Supplied data below:

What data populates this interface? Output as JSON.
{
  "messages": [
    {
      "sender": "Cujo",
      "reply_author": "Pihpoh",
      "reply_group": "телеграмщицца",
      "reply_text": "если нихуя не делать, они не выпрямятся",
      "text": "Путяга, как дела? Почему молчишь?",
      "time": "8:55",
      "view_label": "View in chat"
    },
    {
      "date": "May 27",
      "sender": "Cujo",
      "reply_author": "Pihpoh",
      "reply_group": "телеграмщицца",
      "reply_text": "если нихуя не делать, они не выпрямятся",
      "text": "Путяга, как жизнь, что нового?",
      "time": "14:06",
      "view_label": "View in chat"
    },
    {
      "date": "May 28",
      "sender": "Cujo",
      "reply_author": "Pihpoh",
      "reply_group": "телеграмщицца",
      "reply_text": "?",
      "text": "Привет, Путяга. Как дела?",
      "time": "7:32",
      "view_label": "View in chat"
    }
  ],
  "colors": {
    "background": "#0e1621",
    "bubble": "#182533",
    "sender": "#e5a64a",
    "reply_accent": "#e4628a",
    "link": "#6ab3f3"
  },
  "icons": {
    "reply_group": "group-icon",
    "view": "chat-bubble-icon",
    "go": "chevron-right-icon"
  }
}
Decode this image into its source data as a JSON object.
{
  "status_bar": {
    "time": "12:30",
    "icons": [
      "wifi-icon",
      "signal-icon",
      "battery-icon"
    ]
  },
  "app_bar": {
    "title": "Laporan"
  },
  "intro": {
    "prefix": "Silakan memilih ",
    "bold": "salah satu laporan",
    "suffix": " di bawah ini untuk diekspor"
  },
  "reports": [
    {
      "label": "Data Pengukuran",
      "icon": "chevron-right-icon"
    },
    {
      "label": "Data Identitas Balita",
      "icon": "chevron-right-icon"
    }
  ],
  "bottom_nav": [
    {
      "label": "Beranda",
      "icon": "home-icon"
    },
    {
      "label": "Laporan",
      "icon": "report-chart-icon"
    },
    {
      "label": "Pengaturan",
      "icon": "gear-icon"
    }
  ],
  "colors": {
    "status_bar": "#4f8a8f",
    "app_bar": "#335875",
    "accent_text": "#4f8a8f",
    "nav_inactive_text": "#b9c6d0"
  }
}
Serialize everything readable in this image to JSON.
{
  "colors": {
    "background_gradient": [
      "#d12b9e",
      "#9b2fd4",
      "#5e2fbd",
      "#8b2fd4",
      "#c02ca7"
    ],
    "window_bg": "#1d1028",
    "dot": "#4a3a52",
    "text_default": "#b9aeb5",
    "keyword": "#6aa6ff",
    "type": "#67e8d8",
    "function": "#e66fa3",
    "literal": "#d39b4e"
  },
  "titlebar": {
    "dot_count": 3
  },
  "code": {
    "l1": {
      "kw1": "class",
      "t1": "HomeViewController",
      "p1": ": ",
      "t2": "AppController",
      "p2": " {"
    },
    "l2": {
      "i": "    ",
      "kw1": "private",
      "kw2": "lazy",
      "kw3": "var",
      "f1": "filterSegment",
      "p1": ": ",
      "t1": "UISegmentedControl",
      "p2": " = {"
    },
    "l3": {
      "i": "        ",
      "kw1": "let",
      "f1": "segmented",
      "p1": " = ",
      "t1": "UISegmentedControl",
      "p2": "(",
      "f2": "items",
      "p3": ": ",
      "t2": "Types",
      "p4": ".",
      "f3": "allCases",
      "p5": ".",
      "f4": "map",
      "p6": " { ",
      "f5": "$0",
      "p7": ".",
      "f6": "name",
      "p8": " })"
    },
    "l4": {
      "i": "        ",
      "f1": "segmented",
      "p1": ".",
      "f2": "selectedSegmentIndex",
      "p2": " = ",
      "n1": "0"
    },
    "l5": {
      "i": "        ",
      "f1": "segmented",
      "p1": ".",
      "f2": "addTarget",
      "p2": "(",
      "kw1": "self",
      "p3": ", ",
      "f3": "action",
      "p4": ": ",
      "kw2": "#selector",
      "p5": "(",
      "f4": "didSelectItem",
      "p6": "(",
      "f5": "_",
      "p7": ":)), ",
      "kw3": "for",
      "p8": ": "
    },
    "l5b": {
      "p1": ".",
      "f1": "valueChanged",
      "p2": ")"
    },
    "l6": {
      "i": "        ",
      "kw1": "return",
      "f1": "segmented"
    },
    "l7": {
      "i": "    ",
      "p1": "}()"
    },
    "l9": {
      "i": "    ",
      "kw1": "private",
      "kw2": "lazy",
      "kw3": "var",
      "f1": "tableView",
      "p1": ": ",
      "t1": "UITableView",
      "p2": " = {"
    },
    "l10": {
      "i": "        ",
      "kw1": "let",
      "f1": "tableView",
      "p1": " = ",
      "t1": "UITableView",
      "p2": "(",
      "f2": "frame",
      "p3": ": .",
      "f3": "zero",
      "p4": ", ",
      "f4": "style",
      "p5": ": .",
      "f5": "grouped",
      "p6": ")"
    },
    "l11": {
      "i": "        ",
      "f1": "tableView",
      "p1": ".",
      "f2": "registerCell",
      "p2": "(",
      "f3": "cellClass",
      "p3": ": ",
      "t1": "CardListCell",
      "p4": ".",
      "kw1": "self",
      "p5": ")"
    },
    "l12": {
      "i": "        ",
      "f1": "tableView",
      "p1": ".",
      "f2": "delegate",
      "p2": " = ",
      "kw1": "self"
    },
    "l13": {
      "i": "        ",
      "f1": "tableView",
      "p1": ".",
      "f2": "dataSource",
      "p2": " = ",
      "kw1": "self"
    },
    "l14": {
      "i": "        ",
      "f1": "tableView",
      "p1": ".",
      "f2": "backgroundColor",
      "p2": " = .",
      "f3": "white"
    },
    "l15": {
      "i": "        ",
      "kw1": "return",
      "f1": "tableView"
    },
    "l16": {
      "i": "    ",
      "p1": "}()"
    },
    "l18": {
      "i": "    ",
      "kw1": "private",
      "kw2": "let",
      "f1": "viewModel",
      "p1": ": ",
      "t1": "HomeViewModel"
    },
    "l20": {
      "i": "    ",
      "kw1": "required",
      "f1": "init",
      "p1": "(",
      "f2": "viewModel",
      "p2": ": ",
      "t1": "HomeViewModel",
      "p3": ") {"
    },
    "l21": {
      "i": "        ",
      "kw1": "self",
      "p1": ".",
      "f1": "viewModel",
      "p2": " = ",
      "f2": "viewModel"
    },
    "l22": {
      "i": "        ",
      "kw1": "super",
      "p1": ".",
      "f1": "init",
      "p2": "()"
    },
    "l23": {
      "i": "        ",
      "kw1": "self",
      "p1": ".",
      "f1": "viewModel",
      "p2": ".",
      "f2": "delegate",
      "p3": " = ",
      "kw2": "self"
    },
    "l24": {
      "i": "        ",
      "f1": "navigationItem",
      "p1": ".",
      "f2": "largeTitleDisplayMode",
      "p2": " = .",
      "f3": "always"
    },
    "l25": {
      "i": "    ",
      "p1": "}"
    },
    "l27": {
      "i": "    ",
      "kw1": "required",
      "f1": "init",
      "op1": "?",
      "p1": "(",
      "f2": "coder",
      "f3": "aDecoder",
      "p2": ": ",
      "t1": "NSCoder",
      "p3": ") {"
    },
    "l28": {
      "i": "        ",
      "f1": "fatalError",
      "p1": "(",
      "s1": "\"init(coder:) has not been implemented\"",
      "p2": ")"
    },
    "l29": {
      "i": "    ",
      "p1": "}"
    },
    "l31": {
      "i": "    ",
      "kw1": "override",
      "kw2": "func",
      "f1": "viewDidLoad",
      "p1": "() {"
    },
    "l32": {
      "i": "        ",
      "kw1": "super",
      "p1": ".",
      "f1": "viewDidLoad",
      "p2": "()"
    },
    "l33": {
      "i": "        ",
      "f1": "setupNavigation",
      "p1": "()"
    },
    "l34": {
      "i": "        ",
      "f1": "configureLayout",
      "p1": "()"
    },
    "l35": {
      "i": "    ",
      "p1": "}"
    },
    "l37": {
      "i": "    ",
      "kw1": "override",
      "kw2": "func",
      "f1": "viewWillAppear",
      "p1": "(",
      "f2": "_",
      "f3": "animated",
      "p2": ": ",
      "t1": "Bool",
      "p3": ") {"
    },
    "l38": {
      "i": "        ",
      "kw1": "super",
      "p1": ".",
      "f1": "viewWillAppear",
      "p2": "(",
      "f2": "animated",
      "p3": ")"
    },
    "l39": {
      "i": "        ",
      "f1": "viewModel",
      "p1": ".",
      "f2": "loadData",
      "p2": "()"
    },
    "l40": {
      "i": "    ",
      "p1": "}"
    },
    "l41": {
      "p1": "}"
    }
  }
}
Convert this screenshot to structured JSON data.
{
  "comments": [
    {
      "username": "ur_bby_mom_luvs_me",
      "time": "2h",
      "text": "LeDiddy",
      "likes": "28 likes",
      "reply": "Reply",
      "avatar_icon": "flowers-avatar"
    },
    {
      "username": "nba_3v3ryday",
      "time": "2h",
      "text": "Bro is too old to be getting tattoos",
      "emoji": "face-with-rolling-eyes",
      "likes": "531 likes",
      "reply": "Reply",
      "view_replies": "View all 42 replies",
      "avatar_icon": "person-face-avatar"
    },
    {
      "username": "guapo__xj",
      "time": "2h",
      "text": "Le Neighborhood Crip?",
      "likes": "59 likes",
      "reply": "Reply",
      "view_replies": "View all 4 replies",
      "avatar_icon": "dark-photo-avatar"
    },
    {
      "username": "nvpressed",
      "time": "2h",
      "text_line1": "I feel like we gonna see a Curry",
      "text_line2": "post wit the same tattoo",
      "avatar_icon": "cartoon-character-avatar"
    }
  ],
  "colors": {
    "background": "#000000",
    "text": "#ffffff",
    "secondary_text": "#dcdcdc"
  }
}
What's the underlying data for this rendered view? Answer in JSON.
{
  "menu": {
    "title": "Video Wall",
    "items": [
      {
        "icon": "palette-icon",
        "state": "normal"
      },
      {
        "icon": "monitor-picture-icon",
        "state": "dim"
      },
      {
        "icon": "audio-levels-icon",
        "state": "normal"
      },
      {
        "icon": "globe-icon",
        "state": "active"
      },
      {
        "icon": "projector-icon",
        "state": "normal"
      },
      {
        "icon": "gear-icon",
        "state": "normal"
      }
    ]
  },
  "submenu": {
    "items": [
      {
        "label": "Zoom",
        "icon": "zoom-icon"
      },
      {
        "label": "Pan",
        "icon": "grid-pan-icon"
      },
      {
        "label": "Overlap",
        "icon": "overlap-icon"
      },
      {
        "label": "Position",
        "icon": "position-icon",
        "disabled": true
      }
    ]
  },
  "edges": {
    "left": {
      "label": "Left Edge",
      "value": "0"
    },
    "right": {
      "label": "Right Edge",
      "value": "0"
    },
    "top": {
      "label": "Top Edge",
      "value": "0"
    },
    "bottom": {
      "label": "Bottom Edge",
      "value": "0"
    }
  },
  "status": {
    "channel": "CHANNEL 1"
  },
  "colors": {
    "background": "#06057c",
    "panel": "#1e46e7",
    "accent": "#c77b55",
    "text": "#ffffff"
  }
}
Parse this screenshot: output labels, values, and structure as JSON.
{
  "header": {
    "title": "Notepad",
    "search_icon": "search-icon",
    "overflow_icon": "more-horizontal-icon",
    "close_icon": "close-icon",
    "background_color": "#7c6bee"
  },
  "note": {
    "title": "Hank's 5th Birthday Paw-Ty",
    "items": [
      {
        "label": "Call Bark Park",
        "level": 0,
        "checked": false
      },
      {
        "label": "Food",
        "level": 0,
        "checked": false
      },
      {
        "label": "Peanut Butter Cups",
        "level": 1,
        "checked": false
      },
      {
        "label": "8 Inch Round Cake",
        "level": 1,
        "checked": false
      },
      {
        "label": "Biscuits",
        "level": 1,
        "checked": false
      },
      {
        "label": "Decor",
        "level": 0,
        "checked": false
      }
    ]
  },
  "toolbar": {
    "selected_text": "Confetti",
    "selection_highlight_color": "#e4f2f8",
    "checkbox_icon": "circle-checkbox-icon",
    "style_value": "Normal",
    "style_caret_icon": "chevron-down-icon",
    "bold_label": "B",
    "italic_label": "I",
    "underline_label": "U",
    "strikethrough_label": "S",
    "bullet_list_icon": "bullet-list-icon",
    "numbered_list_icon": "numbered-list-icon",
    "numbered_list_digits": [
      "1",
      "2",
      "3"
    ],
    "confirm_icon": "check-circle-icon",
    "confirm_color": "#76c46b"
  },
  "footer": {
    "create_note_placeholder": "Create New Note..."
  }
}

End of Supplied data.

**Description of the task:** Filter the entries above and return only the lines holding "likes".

**Reply:**
      "likes": "28 likes",
      "likes": "531 likes",
      "likes": "59 likes",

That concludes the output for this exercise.